++++ Source material ++++

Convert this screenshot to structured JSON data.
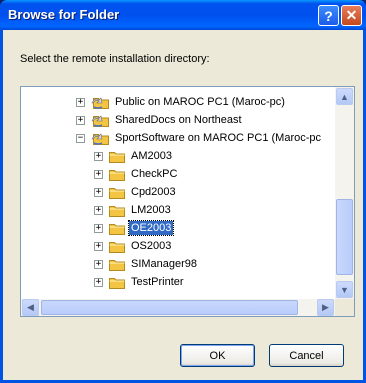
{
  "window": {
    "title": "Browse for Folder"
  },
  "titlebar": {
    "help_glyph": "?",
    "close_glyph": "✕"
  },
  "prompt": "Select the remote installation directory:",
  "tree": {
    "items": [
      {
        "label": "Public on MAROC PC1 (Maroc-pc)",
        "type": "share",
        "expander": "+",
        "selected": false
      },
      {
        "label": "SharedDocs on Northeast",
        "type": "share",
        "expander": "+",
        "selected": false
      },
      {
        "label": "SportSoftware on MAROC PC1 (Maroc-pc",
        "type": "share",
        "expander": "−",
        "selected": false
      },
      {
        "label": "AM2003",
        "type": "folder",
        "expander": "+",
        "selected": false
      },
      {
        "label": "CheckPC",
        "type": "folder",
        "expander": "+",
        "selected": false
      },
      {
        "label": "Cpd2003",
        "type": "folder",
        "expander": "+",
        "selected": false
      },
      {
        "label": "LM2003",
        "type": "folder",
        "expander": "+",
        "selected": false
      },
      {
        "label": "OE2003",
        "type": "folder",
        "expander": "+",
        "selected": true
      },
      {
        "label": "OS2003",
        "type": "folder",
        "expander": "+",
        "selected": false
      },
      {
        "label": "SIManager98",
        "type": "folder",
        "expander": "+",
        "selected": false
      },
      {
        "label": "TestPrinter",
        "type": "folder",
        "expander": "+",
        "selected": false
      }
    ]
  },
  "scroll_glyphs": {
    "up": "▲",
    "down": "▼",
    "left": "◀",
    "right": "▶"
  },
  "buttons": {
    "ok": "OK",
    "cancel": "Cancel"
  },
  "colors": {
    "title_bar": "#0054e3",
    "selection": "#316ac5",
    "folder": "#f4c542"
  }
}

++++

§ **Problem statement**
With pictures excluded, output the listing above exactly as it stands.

§ **Expected answer**
Convert this screenshot to structured JSON data.
{
  "window": {
    "title": "Browse for Folder"
  },
  "titlebar": {
    "help_glyph": "?",
    "close_glyph": "✕"
  },
  "prompt": "Select the remote installation directory:",
  "tree": {
    "items": [
      {
        "label": "Public on MAROC PC1 (Maroc-pc)",
        "type": "share",
        "expander": "+",
        "selected": false
      },
      {
        "label": "SharedDocs on Northeast",
        "type": "share",
        "expander": "+",
        "selected": false
      },
      {
        "label": "SportSoftware on MAROC PC1 (Maroc-pc",
        "type": "share",
        "expander": "−",
        "selected": false
      },
      {
        "label": "AM2003",
        "type": "folder",
        "expander": "+",
        "selected": false
      },
      {
        "label": "CheckPC",
        "type": "folder",
        "expander": "+",
        "selected": false
      },
      {
        "label": "Cpd2003",
        "type": "folder",
        "expander": "+",
        "selected": false
      },
      {
        "label": "LM2003",
        "type": "folder",
        "expander": "+",
        "selected": false
      },
      {
        "label": "OE2003",
        "type": "folder",
        "expander": "+",
        "selected": true
      },
      {
        "label": "OS2003",
        "type": "folder",
        "expander": "+",
        "selected": false
      },
      {
        "label": "SIManager98",
        "type": "folder",
        "expander": "+",
        "selected": false
      },
      {
        "label": "TestPrinter",
        "type": "folder",
        "expander": "+",
        "selected": false
      }
    ]
  },
  "scroll_glyphs": {
    "up": "▲",
    "down": "▼",
    "left": "◀",
    "right": "▶"
  },
  "buttons": {
    "ok": "OK",
    "cancel": "Cancel"
  },
  "colors": {
    "title_bar": "#0054e3",
    "selection": "#316ac5",
    "folder": "#f4c542"
  }
}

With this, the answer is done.